If any one doesn't understand, I'll make it go back to my regular circuit with no button and just keep programming which one is my favourite. I just wanted, so that you I can change the pattern without programming it on the computer.

did you connect the pushbutton?

Yes. But I couldn't get it to work. Because I am new to Arduino. I have been learning the basics and I would like to build this circuit, because I find it fun for interest. Because it's like technology.

connect one side of the button to your buttonPin (as defined in my code I posted for you (pin8)

attach the other side of the switch to ground.

the switch will connect the pin to ground when pressed... you got it?

then test with this sketch:

int buttonPin = 8;
int ledPin = 13;
unsigned long duration = 5000UL; // five seconds
unsigned long startTime;
int lastButtonState;

void setup()
{
  Serial.begin(9600);
  pinMode(ledPin, OUTPUT);
  pinMode(buttonPin, INPUT_PULLUP);
}
void loop()
{
 int buttonState = digitalRead(buttonPin);
 if (buttonState == LOW)
 {
   if (lastButtonState == HIGH)
   {
     startTime = millis();
     Serial.println(F("Button Pressed"));
   }
 }
 lastButtonState = buttonState;
 ledOn(startTime);
}

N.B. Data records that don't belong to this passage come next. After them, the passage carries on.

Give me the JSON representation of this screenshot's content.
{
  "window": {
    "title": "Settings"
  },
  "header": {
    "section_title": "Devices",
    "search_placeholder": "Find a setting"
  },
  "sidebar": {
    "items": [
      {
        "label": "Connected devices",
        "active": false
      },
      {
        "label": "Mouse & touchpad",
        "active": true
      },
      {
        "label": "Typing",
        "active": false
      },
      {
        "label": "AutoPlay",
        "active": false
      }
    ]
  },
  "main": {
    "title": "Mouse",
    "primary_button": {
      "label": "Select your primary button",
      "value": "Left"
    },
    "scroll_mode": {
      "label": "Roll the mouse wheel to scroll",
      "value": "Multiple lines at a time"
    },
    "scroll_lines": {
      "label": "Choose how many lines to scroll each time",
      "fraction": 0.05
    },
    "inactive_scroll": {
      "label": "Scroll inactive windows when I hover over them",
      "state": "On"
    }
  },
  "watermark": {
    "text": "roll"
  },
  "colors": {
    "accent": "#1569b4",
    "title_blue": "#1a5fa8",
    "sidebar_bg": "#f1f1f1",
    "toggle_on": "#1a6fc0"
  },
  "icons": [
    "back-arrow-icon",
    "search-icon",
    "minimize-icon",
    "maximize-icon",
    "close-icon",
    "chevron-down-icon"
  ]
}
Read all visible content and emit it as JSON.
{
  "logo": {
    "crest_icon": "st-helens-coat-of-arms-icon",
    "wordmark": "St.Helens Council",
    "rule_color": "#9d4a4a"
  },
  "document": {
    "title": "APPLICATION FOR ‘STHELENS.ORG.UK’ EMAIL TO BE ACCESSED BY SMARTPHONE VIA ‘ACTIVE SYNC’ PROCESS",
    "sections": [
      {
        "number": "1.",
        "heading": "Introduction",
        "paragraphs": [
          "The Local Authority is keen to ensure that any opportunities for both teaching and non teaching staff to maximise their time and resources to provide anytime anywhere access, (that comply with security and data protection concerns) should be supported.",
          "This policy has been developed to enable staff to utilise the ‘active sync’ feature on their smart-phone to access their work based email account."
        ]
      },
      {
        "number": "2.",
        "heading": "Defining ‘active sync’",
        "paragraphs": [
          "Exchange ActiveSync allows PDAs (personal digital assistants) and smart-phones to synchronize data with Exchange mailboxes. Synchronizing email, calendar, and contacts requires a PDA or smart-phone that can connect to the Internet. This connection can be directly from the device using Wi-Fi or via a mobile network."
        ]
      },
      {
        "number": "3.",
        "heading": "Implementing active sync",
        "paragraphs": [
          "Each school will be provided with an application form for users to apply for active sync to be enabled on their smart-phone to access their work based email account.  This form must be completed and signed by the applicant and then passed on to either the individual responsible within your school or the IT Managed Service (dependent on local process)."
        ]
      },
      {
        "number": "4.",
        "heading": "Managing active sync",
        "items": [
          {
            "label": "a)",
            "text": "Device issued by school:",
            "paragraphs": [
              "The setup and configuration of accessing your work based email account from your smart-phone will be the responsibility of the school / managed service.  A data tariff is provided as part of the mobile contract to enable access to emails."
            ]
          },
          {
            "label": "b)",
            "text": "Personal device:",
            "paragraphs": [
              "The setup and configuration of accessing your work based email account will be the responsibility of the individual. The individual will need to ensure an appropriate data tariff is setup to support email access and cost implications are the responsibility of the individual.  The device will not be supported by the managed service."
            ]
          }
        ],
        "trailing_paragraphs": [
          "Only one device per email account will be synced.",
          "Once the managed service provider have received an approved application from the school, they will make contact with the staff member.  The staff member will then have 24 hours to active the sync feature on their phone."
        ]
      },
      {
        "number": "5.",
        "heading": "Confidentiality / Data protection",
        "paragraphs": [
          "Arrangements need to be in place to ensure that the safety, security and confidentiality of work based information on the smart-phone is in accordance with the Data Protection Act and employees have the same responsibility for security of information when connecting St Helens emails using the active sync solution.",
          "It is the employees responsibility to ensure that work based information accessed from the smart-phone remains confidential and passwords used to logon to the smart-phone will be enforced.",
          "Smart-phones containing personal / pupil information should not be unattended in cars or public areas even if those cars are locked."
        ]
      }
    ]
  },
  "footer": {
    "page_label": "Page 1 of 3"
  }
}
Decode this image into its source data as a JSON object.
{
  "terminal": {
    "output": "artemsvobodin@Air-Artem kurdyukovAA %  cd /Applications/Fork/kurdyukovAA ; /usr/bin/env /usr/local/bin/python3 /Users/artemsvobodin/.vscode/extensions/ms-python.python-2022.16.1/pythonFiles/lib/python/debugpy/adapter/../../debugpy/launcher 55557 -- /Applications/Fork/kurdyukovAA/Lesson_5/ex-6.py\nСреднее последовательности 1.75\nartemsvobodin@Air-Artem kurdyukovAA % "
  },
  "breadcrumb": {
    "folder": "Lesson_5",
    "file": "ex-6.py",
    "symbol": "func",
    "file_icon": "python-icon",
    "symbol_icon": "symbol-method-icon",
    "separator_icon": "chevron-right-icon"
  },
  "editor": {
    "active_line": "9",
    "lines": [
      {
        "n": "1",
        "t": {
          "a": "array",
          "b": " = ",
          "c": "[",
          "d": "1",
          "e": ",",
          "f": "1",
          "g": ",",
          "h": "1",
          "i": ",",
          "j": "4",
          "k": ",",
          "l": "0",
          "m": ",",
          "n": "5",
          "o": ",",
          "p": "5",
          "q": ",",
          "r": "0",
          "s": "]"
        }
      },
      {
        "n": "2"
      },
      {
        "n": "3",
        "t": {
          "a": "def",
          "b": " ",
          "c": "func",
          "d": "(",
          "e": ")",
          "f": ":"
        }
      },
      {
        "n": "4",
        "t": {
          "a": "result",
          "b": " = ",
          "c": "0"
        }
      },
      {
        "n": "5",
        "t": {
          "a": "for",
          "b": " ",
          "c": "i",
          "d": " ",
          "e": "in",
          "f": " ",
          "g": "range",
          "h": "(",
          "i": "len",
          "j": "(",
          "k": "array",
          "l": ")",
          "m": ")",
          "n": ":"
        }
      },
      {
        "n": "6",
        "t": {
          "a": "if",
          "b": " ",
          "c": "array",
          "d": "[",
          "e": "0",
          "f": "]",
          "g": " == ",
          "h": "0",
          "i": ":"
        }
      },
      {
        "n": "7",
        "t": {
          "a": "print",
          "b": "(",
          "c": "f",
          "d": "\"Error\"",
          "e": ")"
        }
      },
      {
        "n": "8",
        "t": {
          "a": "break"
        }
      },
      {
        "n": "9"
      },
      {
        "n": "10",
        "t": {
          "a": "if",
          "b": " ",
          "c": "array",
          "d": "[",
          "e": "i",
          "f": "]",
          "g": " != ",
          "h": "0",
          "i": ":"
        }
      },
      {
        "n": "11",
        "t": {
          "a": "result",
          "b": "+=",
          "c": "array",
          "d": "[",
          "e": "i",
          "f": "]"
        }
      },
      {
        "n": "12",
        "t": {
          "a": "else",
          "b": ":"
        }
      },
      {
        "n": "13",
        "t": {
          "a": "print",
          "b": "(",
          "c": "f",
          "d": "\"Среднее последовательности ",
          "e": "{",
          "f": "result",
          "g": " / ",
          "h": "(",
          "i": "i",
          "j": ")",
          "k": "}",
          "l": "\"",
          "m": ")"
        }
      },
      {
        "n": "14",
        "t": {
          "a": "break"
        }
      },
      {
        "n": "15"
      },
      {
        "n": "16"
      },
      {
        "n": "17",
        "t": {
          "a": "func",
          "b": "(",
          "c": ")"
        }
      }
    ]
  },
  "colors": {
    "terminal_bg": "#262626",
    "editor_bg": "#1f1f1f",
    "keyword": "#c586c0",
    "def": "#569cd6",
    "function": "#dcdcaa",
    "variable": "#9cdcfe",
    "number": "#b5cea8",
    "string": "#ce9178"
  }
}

void ledOn(unsigned long myStart)
{
  if (millis() - myStart < duration)
  {
    digitalWrite(ledPin, HIGH);
  }
  else
  {
    digitalWrite(ledPin, LOW);
  }
}

the on-board led with lite for 5seconds each time you press the button...

not tested, but I think it will work for you

Thanks for the instructions, but it would be better if it would be better on a sketch diagram. You can copy my sketch diagram and edit it - so I can understand. Because, I do really understand where it goes. This is my first time doing this.

I have put on some more photos just give you guys some ideas. :slight_smile:
Some of the pictures can be blurry due to the shakiness of the camera which I was holding.